Mom: Oh, what are you going to see?
Me: Saturn Rising.
Mom: What? She turns what?
Me: Never mind.
About two percent of adults aged 45 to 54 have disabling hearing loss. The rate increases to 8.5 percent for adults aged 55 to 64. Nearly 25 percent of those aged 65 to 74 and 50 percent of those who are 75 and older have disabling hearing loss.
At ninety-two years old, Mom can barely understand normal conversations, unless we speak slow, clear, and loud. If she has the television on when I go down to her house, the volume is set at eardrum exploding level. She knows she’s lost a good portion of her hearing, yet she refuses to entertain the idea of hearing aids.
“I don’t want to spend the money. I’ll probably die before I see any return on investment,” she says. Spoken like a product of the Great Depression.
So I deal with having to repeat almost everything I say.
Sometimes I wonder if my mother stubbornly refuses to get hearing aids because of her unspoken jealousy over my ability to still be fully functional. I go where I want, when I want. I can hear, see, drive, and read. All the things she used to enjoy, and no longer can.
I interact with the elderly in my day job as a bank manager. There’s a pattern of behavior I’ve observed. Most older adults who have experienced loss of some function are downright cranky. They demand, complain, and they’re impatient. The financial world is changing, and they hate it. My staff and I receive the brunt of their frustration.
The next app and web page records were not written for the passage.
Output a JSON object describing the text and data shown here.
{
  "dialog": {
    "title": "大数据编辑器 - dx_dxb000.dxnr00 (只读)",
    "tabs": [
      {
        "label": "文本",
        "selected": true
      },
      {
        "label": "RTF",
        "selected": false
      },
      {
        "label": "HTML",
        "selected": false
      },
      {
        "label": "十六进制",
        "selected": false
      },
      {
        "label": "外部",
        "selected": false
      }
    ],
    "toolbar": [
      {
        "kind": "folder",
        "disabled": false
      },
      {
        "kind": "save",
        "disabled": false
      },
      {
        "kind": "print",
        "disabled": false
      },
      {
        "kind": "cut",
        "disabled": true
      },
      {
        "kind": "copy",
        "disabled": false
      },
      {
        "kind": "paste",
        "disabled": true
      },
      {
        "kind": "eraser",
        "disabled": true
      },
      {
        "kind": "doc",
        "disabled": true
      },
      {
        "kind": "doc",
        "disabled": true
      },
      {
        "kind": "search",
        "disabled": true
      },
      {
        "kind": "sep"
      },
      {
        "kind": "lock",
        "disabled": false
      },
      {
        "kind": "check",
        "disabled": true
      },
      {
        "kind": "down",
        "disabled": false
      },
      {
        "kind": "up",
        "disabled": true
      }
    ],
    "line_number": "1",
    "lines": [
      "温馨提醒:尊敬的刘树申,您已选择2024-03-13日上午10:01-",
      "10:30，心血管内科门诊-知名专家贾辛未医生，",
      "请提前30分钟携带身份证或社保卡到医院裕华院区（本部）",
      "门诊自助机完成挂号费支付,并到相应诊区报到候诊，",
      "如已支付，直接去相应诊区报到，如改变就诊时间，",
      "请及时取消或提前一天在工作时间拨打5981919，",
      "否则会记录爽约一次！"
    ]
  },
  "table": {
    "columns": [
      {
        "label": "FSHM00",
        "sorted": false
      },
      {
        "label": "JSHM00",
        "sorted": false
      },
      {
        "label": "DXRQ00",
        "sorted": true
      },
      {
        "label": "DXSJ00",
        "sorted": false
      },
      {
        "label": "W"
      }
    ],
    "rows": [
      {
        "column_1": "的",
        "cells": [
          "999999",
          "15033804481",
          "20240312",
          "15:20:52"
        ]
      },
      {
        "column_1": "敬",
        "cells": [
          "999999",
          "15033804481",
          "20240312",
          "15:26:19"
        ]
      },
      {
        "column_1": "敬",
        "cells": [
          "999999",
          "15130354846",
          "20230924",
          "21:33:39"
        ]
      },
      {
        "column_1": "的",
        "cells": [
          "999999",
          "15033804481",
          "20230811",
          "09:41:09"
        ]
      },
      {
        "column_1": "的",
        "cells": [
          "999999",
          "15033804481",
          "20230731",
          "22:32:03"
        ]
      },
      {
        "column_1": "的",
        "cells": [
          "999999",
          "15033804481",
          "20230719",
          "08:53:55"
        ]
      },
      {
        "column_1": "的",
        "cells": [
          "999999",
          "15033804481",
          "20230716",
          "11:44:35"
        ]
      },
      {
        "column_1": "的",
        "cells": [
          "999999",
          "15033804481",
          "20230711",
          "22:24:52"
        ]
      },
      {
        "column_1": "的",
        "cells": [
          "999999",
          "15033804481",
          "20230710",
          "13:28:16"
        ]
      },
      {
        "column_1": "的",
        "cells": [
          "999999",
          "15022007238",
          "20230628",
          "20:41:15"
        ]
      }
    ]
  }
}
Why do our otherwise honorable, respected matriarchs and patriarchs become like spoiled children when faced with reality of diminished capabilities? After ninety-two years, it seems reasonable to say, “Have just a shred of dignified grace and compassion on those around you who have to endure your selfish, demanding foolishness!”
Caregivers see this behavior up close and personal.
The Sufficiency of Christ
We have a choice to allow ourselves to become frustrated, or to show grace to our elderly loved ones. I’m reminded of the words from Ephesians 4:1-2. I, therefore, the prisoner of the Lord, beseech you to walk worthy of the calling with which you were called, with all lowliness and gentleness, with longsuffering, bearing with one another in love.
How does a follower of Christ live this in the moment? When I acknowledge my irritation, and surrender it to Christ, I’m able to show grace and humility. I can see my mother as a person, not an irritant. I see her own grief at the loss of function. In my heart, I’m able to show her grace and humility by surrendering to the Spirit by whom we live.
On a practical level, I have to remember to speak up, and to make sure I look directly at my mother when I talk.
When a person loses their hearing, especially an older adult, they can easily withdraw. Conversations are frustrating to follow, and when several people talk at once, the sounds are indiscernible. Children are especially hard to hear because their voices are still immature.
Dr. Frank Lin, an otolaryngologist and epidemiologist at Johns Hopkins School of Medicine, describes hearing loss, and trying to track conversation as “cognitive load.” Cognitive overload is the way it feels. Essentially, the brain is so preoccupied with translating the sounds into words that it seems to have no processing power left to search through the storerooms of memory for a response.
 NIH – National Institute of Health, US Department of Health and Human Services.
 Katherine Bouton. Katherine Bouton is the author of the new book, “Shouting Won’t Help: Why I — and 50 Million Other Americans — Can’t Hear You,” from which her essay is adapted. New York Times, February 11, 2013.
TO BE CONTINUED NEXT WEEK…